(Component data from apps and pages)
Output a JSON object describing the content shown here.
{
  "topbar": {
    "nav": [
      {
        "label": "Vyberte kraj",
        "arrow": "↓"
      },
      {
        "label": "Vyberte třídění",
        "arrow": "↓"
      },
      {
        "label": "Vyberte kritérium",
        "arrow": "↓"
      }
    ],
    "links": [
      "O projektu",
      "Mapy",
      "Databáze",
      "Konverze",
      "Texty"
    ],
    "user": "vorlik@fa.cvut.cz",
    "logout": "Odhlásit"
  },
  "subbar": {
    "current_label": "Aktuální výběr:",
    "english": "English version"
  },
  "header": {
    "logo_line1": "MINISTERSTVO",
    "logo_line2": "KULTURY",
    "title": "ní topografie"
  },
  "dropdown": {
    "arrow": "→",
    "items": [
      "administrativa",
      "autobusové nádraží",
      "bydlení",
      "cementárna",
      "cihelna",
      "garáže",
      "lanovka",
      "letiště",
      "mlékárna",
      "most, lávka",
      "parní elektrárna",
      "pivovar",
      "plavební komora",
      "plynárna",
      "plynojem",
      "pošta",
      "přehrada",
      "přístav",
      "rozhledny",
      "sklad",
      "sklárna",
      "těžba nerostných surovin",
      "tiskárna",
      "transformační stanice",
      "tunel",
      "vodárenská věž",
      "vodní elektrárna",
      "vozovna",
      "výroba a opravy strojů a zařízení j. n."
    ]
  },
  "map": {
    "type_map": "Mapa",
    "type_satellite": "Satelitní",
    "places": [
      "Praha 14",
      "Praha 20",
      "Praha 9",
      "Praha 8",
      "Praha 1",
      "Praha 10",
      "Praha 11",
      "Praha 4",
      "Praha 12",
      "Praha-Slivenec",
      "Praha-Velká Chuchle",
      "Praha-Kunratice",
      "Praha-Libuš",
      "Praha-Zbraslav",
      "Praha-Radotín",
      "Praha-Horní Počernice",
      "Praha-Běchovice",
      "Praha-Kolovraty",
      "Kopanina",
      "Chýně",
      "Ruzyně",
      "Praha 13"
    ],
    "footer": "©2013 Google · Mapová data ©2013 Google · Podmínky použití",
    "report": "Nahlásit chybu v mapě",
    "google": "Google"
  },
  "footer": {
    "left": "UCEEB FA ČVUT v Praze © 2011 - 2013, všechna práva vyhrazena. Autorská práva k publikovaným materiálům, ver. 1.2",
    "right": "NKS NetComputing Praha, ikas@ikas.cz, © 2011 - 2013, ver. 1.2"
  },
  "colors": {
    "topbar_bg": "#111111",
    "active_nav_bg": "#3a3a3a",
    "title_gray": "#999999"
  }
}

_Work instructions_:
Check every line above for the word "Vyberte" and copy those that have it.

_Reply_:
        "label": "Vyberte kraj",
        "label": "Vyberte třídění",
        "label": "Vyberte kritérium",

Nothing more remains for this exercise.